Nonetheless, it is hard for an investor that must report monthly returns to investors to be anything but myopic.

Here is my favorite chart on the current sentiment of the high yield / distressed market:

This is a chart of the number of distressed issuers traded on Trace (a distressed issuer is defined as a company with a bond trading 1000 off the benchmark treasury). The chart is probably worse than this because a number of bonds are being quoted way too high. Nonetheless, relative to the same chart just 6 weeks ago, you can see sentiment is getting worse and assets are getting cheaper. What has astounded me is the number of news stories about restructurings / distressed exchanges hitting the tape: AMR, HOV, GMR, EK, etc. A distressed investor has A LOT to do these days.

What am I doing? As usual, up in the capital structure, with large margins of safety. I even bought my first primary secured bank deal in some time in the past week. I've bought some over-collateralized EETC at low double digit deals recently, some stressed pieces of first lien bank debt, and a few DIPs that I never got fully allocated on. I'd expect the average return on those assets to be in the 10% range with little downside risk - acceptable in the face of what Jeff Gundlach was referencing above (i.e. higher defaults coming down the pipeline).

If a full allocation was a strong nine-inning game, I'm probably just finishing the third inning in terms of allocating capital. In terms of unsecured pieces of paper / equities, I've bought one bond that has gotten unfairly walloped due to its exposure to China, and bought one or two high quality equities, and a few insurance stocks, where I think a recession and low rate environment, respectively, are more than priced in. My largest PA investment, well known on the Distressed Debt Investors Club, is a liquidation play where the deal is closed, and my recovery will be higher than today's stock price - I'm just waiting for the cash now.

The pendulum has swung to a real level of anxiety in the market. I wouldn't say all out fear yet and think a failure or three of large European institutions (triggered by a surprise Greek default perhaps) would be the tipping point as it were. Though a Euro-bond is just as likely: markets rally hard on that news, and risk taking is back on the table. Even with that though, defaults in the high yield market is increase precipitously over the next 36 months, and the astute investor who understand the landscape, should be able to make better risk adjusted returns than today. Still though, there are, in my humble opinion, investments TODAY, that will provide you both a return of capital and a sufficient return on that capital, with large margins of safety. Just have to dig to find them.


Anonymous,  10/05/2011  

What's this liquidation play in your PA?

I am a member of DDIC but I haven't come across the idea...

Anonymous,  10/07/2011  

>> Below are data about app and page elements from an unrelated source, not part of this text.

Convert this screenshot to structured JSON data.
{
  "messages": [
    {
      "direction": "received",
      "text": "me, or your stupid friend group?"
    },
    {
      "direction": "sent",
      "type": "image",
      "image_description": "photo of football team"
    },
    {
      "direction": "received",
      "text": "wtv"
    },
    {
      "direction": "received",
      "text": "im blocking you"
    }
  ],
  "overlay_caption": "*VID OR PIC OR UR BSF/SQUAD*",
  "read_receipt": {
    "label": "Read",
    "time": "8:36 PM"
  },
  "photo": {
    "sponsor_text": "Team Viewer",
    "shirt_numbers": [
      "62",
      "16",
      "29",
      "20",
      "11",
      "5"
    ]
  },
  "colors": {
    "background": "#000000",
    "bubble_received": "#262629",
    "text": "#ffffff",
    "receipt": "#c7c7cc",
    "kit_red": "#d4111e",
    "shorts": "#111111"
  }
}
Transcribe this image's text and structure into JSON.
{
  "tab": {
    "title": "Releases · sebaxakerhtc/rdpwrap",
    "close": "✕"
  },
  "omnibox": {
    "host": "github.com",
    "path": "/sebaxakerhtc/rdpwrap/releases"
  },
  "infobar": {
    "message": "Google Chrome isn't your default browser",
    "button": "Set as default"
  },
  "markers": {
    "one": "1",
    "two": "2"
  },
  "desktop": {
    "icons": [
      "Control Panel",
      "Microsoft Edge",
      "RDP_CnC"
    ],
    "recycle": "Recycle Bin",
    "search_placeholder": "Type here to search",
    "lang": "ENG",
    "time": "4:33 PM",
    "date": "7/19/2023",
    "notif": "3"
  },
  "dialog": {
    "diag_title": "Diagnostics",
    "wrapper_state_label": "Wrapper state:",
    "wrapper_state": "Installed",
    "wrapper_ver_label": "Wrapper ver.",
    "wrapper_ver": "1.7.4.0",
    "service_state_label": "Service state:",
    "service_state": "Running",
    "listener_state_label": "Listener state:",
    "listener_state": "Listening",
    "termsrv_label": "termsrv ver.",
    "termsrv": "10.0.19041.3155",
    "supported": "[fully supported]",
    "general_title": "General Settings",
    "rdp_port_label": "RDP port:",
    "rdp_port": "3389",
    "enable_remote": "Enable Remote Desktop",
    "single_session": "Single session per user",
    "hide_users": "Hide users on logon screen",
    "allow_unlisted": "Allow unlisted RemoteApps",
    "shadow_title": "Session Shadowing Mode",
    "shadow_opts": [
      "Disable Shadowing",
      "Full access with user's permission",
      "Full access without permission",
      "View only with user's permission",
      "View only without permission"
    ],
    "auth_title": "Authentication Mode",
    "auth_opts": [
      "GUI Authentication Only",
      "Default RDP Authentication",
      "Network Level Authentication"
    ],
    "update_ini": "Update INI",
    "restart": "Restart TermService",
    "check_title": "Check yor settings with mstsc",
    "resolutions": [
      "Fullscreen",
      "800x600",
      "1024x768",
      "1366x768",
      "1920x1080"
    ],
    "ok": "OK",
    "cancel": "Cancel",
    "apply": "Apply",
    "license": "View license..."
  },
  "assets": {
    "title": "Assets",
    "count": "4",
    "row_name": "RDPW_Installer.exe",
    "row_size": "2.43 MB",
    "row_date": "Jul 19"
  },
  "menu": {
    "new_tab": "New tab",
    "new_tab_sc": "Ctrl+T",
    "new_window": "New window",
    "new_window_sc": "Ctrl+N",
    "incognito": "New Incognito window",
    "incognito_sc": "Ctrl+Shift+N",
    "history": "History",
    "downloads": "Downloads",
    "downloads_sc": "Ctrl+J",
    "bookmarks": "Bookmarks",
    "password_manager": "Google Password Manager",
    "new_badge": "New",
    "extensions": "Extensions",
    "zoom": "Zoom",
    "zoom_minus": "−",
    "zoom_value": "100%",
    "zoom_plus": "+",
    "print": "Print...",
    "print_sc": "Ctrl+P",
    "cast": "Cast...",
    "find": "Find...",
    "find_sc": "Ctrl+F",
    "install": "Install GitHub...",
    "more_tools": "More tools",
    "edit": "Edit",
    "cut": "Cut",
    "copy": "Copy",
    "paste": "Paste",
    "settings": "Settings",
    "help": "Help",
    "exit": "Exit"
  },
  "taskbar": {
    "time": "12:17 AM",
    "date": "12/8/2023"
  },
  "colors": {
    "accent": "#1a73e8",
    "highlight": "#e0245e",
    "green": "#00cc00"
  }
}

I'm not a member, but I bet it's GLOI...


hunter [at] distressed-debt-investing [dot] com

About Me

I have spent the majority of my career as a value investor. For the past 8 years, I have worked on the buy side as a distressed debt and high yield investor.